The task: Pull every line that includes the word "JSON" from the data.

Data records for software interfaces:
=====
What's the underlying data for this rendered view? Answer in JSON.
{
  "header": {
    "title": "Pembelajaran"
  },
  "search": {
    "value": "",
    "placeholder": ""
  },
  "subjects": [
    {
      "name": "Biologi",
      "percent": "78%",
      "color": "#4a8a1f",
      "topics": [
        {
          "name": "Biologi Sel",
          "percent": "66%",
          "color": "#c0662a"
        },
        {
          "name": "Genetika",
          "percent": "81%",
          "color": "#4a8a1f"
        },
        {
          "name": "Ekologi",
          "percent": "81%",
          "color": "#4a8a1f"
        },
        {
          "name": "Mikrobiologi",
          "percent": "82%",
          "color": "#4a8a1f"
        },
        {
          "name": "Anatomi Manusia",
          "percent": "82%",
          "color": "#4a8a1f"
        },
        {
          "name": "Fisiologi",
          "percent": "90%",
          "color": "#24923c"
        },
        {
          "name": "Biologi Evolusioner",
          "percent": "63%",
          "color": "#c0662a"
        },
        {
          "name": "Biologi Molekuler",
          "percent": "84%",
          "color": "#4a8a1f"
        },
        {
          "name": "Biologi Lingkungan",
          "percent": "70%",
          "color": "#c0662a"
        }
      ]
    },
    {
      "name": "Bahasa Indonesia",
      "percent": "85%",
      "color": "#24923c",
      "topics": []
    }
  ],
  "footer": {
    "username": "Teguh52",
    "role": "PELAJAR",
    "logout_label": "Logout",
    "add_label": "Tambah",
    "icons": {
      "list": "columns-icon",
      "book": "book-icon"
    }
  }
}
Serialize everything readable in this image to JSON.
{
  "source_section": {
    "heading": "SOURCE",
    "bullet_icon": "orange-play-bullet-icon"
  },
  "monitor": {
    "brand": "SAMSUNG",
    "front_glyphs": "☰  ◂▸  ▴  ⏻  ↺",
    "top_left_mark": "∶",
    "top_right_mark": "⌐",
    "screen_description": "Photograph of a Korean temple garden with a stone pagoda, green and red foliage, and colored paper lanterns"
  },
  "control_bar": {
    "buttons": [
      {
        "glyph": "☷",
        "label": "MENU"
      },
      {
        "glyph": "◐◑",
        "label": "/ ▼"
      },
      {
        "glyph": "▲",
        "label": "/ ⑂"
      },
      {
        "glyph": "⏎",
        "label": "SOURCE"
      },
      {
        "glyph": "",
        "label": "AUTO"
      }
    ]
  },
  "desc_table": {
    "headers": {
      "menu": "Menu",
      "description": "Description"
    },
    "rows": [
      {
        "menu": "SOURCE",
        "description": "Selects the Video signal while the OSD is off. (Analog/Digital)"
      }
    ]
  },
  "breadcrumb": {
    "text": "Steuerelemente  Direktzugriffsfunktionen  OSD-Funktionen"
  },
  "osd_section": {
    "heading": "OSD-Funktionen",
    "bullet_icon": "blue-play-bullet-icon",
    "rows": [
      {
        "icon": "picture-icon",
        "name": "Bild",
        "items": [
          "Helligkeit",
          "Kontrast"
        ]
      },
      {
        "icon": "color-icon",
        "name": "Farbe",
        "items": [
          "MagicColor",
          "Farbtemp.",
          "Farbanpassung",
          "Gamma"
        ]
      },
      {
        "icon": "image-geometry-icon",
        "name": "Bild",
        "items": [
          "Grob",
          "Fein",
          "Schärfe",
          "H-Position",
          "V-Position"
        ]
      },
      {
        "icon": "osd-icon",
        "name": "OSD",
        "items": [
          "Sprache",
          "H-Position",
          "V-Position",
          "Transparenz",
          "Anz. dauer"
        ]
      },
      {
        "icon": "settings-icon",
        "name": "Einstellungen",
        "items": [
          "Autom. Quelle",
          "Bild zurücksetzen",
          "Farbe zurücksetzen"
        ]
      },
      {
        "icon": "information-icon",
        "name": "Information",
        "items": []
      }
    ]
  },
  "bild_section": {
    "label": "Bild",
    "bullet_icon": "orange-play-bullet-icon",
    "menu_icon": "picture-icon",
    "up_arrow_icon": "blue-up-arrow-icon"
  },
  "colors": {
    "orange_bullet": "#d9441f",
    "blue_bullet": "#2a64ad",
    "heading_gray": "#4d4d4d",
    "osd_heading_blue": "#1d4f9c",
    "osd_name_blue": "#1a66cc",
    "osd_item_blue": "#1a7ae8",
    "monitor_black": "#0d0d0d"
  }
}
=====
Response below:
What's the underlying data for this rendered view? Answer in JSON.
Serialize everything readable in this image to JSON.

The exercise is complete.